**DATA UNDER STUDY**
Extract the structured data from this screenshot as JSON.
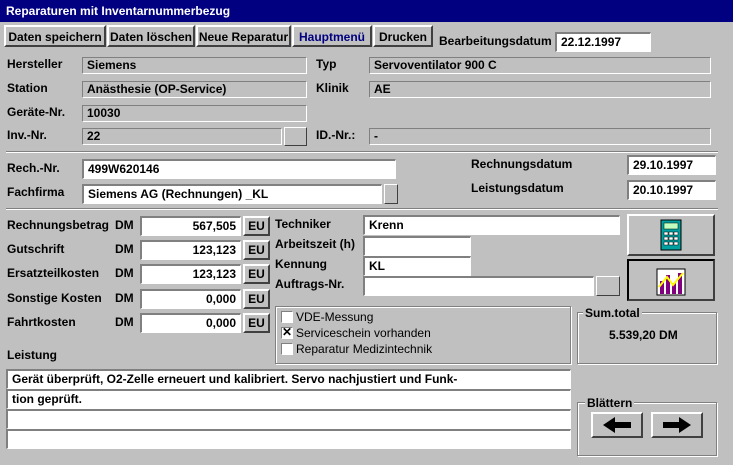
{
  "window": {
    "title": "Reparaturen mit Inventarnummerbezug"
  },
  "toolbar": {
    "save": "Daten speichern",
    "delete": "Daten löschen",
    "new": "Neue Reparatur",
    "main_menu": "Hauptmenü",
    "print": "Drucken",
    "edit_date_label": "Bearbeitungsdatum",
    "edit_date_value": "22.12.1997"
  },
  "device": {
    "hersteller_label": "Hersteller",
    "hersteller": "Siemens",
    "typ_label": "Typ",
    "typ": "Servoventilator 900 C",
    "station_label": "Station",
    "station": "Anästhesie (OP-Service)",
    "klinik_label": "Klinik",
    "klinik": "AE",
    "geraete_label": "Geräte-Nr.",
    "geraete": "10030",
    "inv_label": "Inv.-Nr.",
    "inv": "22",
    "id_label": "ID.-Nr.:",
    "id": "-"
  },
  "invoice": {
    "rech_label": "Rech.-Nr.",
    "rech": "499W620146",
    "fachfirma_label": "Fachfirma",
    "fachfirma": "Siemens AG (Rechnungen) _KL",
    "rechnungsdatum_label": "Rechnungsdatum",
    "rechnungsdatum": "29.10.1997",
    "leistungsdatum_label": "Leistungsdatum",
    "leistungsdatum": "20.10.1997"
  },
  "costs": {
    "currency": "DM",
    "eu": "EU",
    "rows": [
      {
        "label": "Rechnungsbetrag",
        "value": "567,505"
      },
      {
        "label": "Gutschrift",
        "value": "123,123"
      },
      {
        "label": "Ersatzteilkosten",
        "value": "123,123"
      },
      {
        "label": "Sonstige Kosten",
        "value": "0,000"
      },
      {
        "label": "Fahrtkosten",
        "value": "0,000"
      }
    ]
  },
  "tech": {
    "techniker_label": "Techniker",
    "techniker": "Krenn",
    "arbeitszeit_label": "Arbeitszeit (h)",
    "arbeitszeit": "",
    "kennung_label": "Kennung",
    "kennung": "KL",
    "auftrag_label": "Auftrags-Nr.",
    "auftrag": ""
  },
  "checks": {
    "vde": "VDE-Messung",
    "vde_checked": false,
    "service": "Serviceschein vorhanden",
    "service_checked": true,
    "med": "Reparatur Medizintechnik",
    "med_checked": false,
    "mark": "✕"
  },
  "sum": {
    "label": "Sum.total",
    "value": "5.539,20 DM"
  },
  "leistung": {
    "label": "Leistung",
    "lines": [
      "Gerät überprüft, O2-Zelle erneuert und kalibriert. Servo nachjustiert und Funk-",
      "tion geprüft.",
      "",
      ""
    ]
  },
  "blaettern": {
    "label": "Blättern"
  },
  "colors": {
    "titlebar": "#000080",
    "face": "#c0c0c0",
    "accent_text": "#000080"
  }
}
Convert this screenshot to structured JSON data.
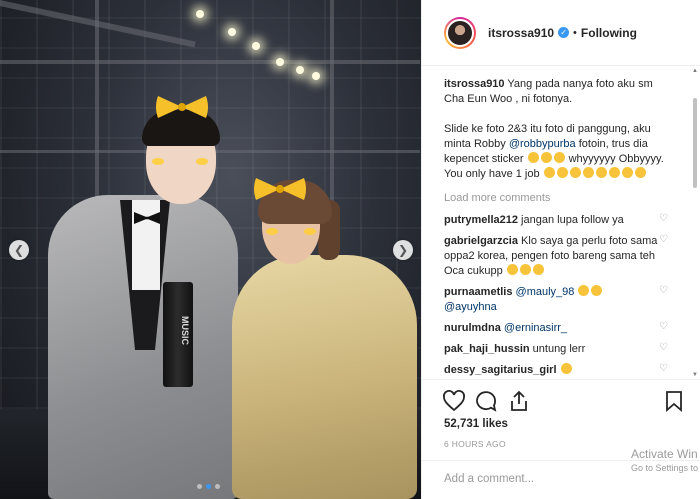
{
  "post": {
    "username": "itsrossa910",
    "follow_status": "Following",
    "separator": "•",
    "caption": {
      "username": "itsrossa910",
      "line1": "Yang pada nanya foto aku sm Cha Eun Woo , ni fotonya.",
      "line2a": "Slide ke foto 2&3 itu foto di panggung, aku minta Robby",
      "line2_mention": "@robbypurba",
      "line2b": "fotoin, trus dia kepencet sticker",
      "line2c": "whyyyyyy Obbyyyy. You only have 1 job"
    },
    "load_more": "Load more comments",
    "comments": [
      {
        "username": "putrymella212",
        "text": "jangan lupa follow ya"
      },
      {
        "username": "gabrielgarzcia",
        "text": "Klo saya ga perlu foto sama oppa2 korea, pengen foto bareng sama teh Oca cukupp"
      },
      {
        "username": "purnaametlis",
        "mention": "@mauly_98",
        "mention2": "@ayuyhna"
      },
      {
        "username": "nurulmdna",
        "mention": "@erninasirr_"
      },
      {
        "username": "pak_haji_hussin",
        "text": "untung lerr"
      },
      {
        "username": "dessy_sagitarius_girl",
        "text": ""
      }
    ],
    "likes": "52,731 likes",
    "time": "6 HOURS AGO",
    "add_comment_placeholder": "Add a comment...",
    "photo_trophy_text": "MUSIC"
  },
  "icons": {
    "heart": "heart-icon",
    "comment": "comment-icon",
    "share": "share-icon",
    "bookmark": "bookmark-icon"
  },
  "watermark": {
    "line1": "Activate Win",
    "line2": "Go to Settings to"
  },
  "colors": {
    "accent": "#3897f0",
    "muted": "#999999",
    "mention": "#003569"
  }
}
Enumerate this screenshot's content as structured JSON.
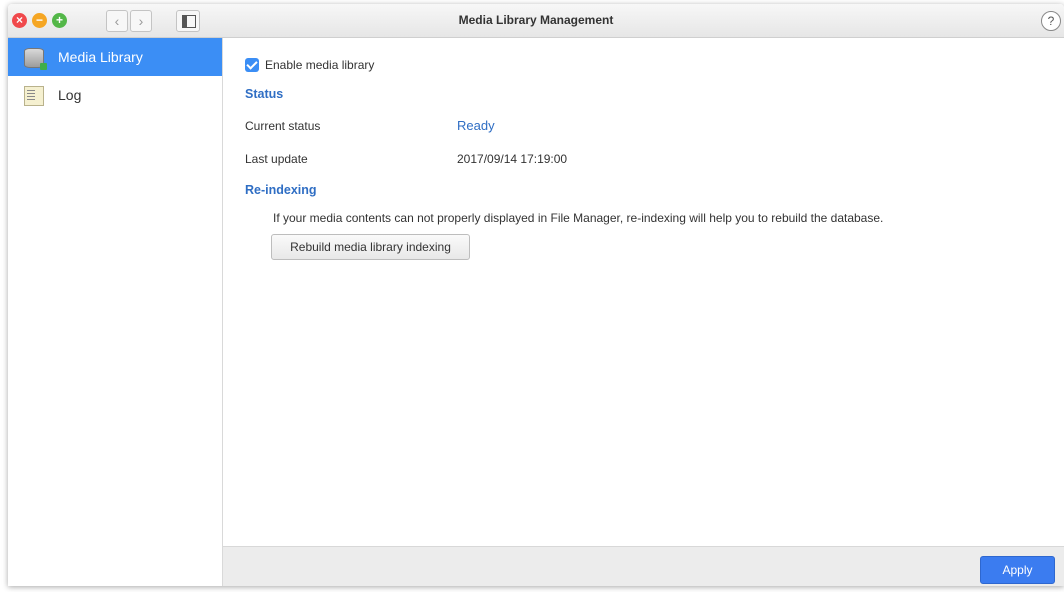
{
  "window": {
    "title": "Media Library Management",
    "help_label": "?",
    "nav_back": "‹",
    "nav_forward": "›"
  },
  "sidebar": {
    "items": [
      {
        "label": "Media Library",
        "icon": "database-icon",
        "active": true
      },
      {
        "label": "Log",
        "icon": "log-icon",
        "active": false
      }
    ]
  },
  "main": {
    "enable_label": "Enable media library",
    "enable_checked": true,
    "status_heading": "Status",
    "current_status_label": "Current status",
    "current_status_value": "Ready",
    "last_update_label": "Last update",
    "last_update_value": "2017/09/14 17:19:00",
    "reindex_heading": "Re-indexing",
    "reindex_description": "If your media contents can not properly displayed in File Manager, re-indexing will help you to rebuild the database.",
    "rebuild_button": "Rebuild media library indexing"
  },
  "footer": {
    "apply_button": "Apply"
  },
  "colors": {
    "accent": "#3b8ef5",
    "heading": "#2f6ec4",
    "close": "#f0494c",
    "minimize": "#f5a623",
    "maximize": "#53b748"
  }
}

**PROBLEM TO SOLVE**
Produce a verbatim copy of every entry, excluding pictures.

**THE COMPLETED TASK**
Extract the structured data from this screenshot as JSON.
{
  "window": {
    "title": "Reparaturen mit Inventarnummerbezug"
  },
  "toolbar": {
    "save": "Daten speichern",
    "delete": "Daten löschen",
    "new": "Neue Reparatur",
    "main_menu": "Hauptmenü",
    "print": "Drucken",
    "edit_date_label": "Bearbeitungsdatum",
    "edit_date_value": "22.12.1997"
  },
  "device": {
    "hersteller_label": "Hersteller",
    "hersteller": "Siemens",
    "typ_label": "Typ",
    "typ": "Servoventilator 900 C",
    "station_label": "Station",
    "station": "Anästhesie (OP-Service)",
    "klinik_label": "Klinik",
    "klinik": "AE",
    "geraete_label": "Geräte-Nr.",
    "geraete": "10030",
    "inv_label": "Inv.-Nr.",
    "inv": "22",
    "id_label": "ID.-Nr.:",
    "id": "-"
  },
  "invoice": {
    "rech_label": "Rech.-Nr.",
    "rech": "499W620146",
    "fachfirma_label": "Fachfirma",
    "fachfirma": "Siemens AG (Rechnungen) _KL",
    "rechnungsdatum_label": "Rechnungsdatum",
    "rechnungsdatum": "29.10.1997",
    "leistungsdatum_label": "Leistungsdatum",
    "leistungsdatum": "20.10.1997"
  },
  "costs": {
    "currency": "DM",
    "eu": "EU",
    "rows": [
      {
        "label": "Rechnungsbetrag",
        "value": "567,505"
      },
      {
        "label": "Gutschrift",
        "value": "123,123"
      },
      {
        "label": "Ersatzteilkosten",
        "value": "123,123"
      },
      {
        "label": "Sonstige Kosten",
        "value": "0,000"
      },
      {
        "label": "Fahrtkosten",
        "value": "0,000"
      }
    ]
  },
  "tech": {
    "techniker_label": "Techniker",
    "techniker": "Krenn",
    "arbeitszeit_label": "Arbeitszeit (h)",
    "arbeitszeit": "",
    "kennung_label": "Kennung",
    "kennung": "KL",
    "auftrag_label": "Auftrags-Nr.",
    "auftrag": ""
  },
  "checks": {
    "vde": "VDE-Messung",
    "vde_checked": false,
    "service": "Serviceschein vorhanden",
    "service_checked": true,
    "med": "Reparatur Medizintechnik",
    "med_checked": false,
    "mark": "✕"
  },
  "sum": {
    "label": "Sum.total",
    "value": "5.539,20 DM"
  },
  "leistung": {
    "label": "Leistung",
    "lines": [
      "Gerät überprüft, O2-Zelle erneuert und kalibriert. Servo nachjustiert und Funk-",
      "tion geprüft.",
      "",
      ""
    ]
  },
  "blaettern": {
    "label": "Blättern"
  },
  "colors": {
    "titlebar": "#000080",
    "face": "#c0c0c0",
    "accent_text": "#000080"
  }
}
Convert this screenshot to structured JSON data.
{
  "post": {
    "username": "itsrossa910",
    "follow_status": "Following",
    "separator": "•",
    "caption": {
      "username": "itsrossa910",
      "line1": "Yang pada nanya foto aku sm Cha Eun Woo , ni fotonya.",
      "line2a": "Slide ke foto 2&3 itu foto di panggung, aku minta Robby",
      "line2_mention": "@robbypurba",
      "line2b": "fotoin, trus dia kepencet sticker",
      "line2c": "whyyyyyy Obbyyyy. You only have 1 job"
    },
    "load_more": "Load more comments",
    "comments": [
      {
        "username": "putrymella212",
        "text": "jangan lupa follow ya"
      },
      {
        "username": "gabrielgarzcia",
        "text": "Klo saya ga perlu foto sama oppa2 korea, pengen foto bareng sama teh Oca cukupp"
      },
      {
        "username": "purnaametlis",
        "mention": "@mauly_98",
        "mention2": "@ayuyhna"
      },
      {
        "username": "nurulmdna",
        "mention": "@erninasirr_"
      },
      {
        "username": "pak_haji_hussin",
        "text": "untung lerr"
      },
      {
        "username": "dessy_sagitarius_girl",
        "text": ""
      }
    ],
    "likes": "52,731 likes",
    "time": "6 HOURS AGO",
    "add_comment_placeholder": "Add a comment...",
    "photo_trophy_text": "MUSIC"
  },
  "icons": {
    "heart": "heart-icon",
    "comment": "comment-icon",
    "share": "share-icon",
    "bookmark": "bookmark-icon"
  },
  "watermark": {
    "line1": "Activate Win",
    "line2": "Go to Settings to"
  },
  "colors": {
    "accent": "#3897f0",
    "muted": "#999999",
    "mention": "#003569"
  }
}
Enumerate this screenshot's content as structured JSON.
{
  "window": {
    "title": "Media Library Management",
    "help_label": "?",
    "nav_back": "‹",
    "nav_forward": "›"
  },
  "sidebar": {
    "items": [
      {
        "label": "Media Library",
        "icon": "database-icon",
        "active": true
      },
      {
        "label": "Log",
        "icon": "log-icon",
        "active": false
      }
    ]
  },
  "main": {
    "enable_label": "Enable media library",
    "enable_checked": true,
    "status_heading": "Status",
    "current_status_label": "Current status",
    "current_status_value": "Ready",
    "last_update_label": "Last update",
    "last_update_value": "2017/09/14 17:19:00",
    "reindex_heading": "Re-indexing",
    "reindex_description": "If your media contents can not properly displayed in File Manager, re-indexing will help you to rebuild the database.",
    "rebuild_button": "Rebuild media library indexing"
  },
  "footer": {
    "apply_button": "Apply"
  },
  "colors": {
    "accent": "#3b8ef5",
    "heading": "#2f6ec4",
    "close": "#f0494c",
    "minimize": "#f5a623",
    "maximize": "#53b748"
  }
}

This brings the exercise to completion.